I’m a fan of the standard settings for long-term contracts in the Free Agency Auction – one 4-year contract, two 3-year contracts, three 2-year contracts, and unlimited 1-year contracts.  While more may seem appealing, it’s important to have quality players available in the Free Agency Auction every year.

STARTUP SCHEDULE

Once you’ve created a RSO league, you’ll need to schedule the Rookie Draft.  As a startup league, you have no previous season to use as a basis for the draft order.

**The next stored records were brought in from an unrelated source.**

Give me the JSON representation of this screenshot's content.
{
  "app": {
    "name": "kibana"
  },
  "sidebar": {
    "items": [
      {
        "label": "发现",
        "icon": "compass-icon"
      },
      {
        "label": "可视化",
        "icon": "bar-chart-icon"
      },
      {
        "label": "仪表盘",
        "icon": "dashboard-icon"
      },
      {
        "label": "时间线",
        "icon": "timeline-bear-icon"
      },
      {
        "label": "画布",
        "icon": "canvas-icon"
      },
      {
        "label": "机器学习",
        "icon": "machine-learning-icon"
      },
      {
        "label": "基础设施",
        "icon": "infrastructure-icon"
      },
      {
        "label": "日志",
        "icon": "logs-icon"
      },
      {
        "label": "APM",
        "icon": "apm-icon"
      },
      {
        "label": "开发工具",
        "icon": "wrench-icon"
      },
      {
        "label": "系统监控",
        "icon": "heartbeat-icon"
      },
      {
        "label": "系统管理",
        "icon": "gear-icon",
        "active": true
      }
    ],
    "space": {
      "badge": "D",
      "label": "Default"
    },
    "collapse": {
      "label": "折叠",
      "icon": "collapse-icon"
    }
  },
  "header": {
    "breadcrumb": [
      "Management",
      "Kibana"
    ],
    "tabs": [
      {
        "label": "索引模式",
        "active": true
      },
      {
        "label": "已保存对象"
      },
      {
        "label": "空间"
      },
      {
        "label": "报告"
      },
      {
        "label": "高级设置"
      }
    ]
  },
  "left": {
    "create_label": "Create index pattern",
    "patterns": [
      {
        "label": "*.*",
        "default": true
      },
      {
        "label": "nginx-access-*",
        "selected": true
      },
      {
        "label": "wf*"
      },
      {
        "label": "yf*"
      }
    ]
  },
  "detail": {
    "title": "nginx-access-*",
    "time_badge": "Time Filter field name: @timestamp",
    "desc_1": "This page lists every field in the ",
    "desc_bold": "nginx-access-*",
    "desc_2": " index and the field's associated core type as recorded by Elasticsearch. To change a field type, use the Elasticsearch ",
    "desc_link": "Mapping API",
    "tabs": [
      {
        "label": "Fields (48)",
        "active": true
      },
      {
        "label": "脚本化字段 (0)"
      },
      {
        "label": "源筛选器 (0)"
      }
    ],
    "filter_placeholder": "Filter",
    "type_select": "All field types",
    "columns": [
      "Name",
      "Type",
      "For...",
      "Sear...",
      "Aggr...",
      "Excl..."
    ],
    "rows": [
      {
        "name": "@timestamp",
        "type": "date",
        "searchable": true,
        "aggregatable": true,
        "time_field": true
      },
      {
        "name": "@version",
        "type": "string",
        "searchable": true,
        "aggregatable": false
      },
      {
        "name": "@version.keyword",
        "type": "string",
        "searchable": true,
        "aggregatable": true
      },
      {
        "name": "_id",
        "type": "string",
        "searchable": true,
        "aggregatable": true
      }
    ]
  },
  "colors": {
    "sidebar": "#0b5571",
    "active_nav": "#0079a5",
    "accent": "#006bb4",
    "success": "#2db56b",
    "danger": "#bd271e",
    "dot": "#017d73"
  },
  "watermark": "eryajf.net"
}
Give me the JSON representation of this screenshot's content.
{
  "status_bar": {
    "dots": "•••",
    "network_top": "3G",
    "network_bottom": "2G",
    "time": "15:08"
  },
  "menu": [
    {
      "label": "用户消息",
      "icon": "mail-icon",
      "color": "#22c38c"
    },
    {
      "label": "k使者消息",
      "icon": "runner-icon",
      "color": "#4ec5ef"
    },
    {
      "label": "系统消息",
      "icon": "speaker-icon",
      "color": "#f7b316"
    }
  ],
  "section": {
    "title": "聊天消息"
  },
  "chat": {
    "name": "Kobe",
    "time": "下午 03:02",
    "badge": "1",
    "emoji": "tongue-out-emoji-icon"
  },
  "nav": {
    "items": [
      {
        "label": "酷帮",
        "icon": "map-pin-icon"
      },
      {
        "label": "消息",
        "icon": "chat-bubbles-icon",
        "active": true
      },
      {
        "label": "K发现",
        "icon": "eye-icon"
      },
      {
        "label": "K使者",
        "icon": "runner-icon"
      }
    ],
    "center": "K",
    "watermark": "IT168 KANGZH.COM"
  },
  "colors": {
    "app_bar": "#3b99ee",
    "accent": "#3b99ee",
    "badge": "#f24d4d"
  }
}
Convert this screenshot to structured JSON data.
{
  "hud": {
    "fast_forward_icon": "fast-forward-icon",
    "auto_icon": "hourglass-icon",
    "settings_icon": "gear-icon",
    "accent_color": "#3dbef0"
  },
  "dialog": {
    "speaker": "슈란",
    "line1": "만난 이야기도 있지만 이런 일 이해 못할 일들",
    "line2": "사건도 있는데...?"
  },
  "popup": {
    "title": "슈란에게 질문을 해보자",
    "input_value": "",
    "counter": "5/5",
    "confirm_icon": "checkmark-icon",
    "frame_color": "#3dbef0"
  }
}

Randomly assigning the order can create an imbalance in your league since the difference between Ezekiel Elliott and Paul Perkins is drastic.  I recommend making players drafted in the 1st and 2nd round of the NFL Draft ineligible for your inaugural Rookie Draft.  These ineligible players would then be available in your first Free Agency Auction.  Proceeding with the rookie draft in a randomized order/snake format should level the playing field.

OFF-SEASON SCHEDULE

In all keeper and dynasty leagues, communication is very important to keep the league moving forward, to maintain interest, and to get input from all owners.  Sending bi-weekly or monthly emails, even throughout the offseason, has worked for many of my leagues.  During the season, you can post Power Rankings, discuss the Standings, or recent trade activity.  In the offseason, you can develop a plan to replace any non-returning owners, schedule Owners’ Meetings (possibly as a conference call) to discuss the direction of the league, and discuss the rookie draft and trade market as teams get their rosters for the next season.

If this format interests you, please reach out to me on Twitter @DaveSanders_RSO!  I’ll be forming a new league with readers and my Twitter followers in August.  This is a great opportunity to try RSO for the first time!


Bio: An avid fan of all things NFL, Dave has been playing fantasy football since 1999.  Though Dave participates in all types of fantasy football including redraft and daily, he prefers keeper and dynasty leagues as talent evaluation and scouting are integral components of each.